=== Begin Enclosure ===

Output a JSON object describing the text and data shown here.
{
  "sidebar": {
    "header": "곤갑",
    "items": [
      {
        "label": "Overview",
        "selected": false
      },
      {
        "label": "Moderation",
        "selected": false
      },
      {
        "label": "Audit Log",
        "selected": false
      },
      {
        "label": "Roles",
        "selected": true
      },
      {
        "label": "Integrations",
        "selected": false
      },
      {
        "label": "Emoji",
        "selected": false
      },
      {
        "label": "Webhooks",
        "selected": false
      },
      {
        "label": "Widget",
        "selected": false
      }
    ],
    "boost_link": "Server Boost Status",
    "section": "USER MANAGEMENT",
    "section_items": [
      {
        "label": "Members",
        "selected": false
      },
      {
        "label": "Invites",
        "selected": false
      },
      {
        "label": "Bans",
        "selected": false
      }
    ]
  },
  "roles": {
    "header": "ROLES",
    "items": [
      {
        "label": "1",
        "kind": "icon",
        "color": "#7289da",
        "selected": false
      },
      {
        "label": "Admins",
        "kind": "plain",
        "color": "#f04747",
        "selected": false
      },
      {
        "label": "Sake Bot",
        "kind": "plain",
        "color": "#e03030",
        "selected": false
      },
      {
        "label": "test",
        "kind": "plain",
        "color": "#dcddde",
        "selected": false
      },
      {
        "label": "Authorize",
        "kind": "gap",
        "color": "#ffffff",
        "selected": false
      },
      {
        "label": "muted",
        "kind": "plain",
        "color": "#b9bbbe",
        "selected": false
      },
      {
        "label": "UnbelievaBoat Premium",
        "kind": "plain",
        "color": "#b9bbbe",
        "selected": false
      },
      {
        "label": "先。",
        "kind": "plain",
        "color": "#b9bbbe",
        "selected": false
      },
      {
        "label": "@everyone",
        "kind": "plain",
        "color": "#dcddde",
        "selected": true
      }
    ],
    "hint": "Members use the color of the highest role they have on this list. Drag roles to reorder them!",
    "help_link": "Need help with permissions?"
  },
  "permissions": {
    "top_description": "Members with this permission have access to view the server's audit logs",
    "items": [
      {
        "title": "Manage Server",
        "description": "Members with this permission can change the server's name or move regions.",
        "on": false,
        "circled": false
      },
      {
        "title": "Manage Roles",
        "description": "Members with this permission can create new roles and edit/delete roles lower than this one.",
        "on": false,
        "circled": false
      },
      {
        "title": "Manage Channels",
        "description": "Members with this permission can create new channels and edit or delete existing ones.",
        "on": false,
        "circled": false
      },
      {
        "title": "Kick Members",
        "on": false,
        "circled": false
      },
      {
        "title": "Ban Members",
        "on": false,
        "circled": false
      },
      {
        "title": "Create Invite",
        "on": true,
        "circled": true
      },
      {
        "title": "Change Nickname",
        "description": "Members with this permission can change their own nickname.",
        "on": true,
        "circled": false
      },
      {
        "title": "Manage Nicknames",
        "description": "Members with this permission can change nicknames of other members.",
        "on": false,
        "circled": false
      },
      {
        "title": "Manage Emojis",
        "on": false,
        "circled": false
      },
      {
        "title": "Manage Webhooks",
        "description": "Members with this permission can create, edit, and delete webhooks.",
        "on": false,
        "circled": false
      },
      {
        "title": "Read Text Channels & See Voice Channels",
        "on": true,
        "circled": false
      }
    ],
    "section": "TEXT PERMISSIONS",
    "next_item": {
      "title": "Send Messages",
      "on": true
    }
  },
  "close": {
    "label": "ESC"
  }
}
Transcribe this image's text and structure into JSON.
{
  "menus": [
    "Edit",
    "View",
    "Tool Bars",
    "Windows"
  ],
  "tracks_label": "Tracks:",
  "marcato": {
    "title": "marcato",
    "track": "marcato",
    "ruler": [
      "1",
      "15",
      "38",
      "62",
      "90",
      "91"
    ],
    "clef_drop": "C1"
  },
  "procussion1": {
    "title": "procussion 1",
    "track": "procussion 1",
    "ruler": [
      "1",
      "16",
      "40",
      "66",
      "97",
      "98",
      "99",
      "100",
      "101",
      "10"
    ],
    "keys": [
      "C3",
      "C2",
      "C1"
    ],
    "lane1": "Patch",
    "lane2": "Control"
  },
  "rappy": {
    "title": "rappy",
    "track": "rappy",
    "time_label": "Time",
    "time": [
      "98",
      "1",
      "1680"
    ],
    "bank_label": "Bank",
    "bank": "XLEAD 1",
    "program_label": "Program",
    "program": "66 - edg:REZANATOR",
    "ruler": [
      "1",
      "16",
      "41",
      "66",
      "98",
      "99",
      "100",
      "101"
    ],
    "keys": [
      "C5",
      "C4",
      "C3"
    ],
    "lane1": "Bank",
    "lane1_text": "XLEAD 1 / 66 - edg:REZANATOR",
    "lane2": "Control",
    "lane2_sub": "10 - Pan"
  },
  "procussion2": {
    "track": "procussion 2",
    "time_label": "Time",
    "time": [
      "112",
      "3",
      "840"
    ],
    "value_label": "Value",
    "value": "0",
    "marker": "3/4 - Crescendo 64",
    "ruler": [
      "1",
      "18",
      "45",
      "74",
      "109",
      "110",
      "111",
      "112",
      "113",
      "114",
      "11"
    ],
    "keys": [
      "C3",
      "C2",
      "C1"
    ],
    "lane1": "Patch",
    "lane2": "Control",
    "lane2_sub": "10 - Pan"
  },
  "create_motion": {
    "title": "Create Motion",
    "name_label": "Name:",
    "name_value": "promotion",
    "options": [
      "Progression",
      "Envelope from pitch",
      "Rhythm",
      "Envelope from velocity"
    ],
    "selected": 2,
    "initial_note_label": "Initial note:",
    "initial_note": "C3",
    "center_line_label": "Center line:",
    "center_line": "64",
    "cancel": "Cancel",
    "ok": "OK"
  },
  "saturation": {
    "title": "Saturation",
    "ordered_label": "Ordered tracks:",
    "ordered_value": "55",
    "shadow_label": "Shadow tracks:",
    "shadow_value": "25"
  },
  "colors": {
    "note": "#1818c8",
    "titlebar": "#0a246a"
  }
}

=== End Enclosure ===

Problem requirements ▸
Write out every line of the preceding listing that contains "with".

Reply ▸
    "help_link": "Need help with permissions?"
    "top_description": "Members with this permission have access to view the server's audit logs",
        "description": "Members with this permission can change the server's name or move regions.",
        "description": "Members with this permission can create new roles and edit/delete roles lower than this one.",
        "description": "Members with this permission can create new channels and edit or delete existing ones.",
        "description": "Members with this permission can change their own nickname.",
        "description": "Members with this permission can change nicknames of other members.",
        "description": "Members with this permission can create, edit, and delete webhooks.",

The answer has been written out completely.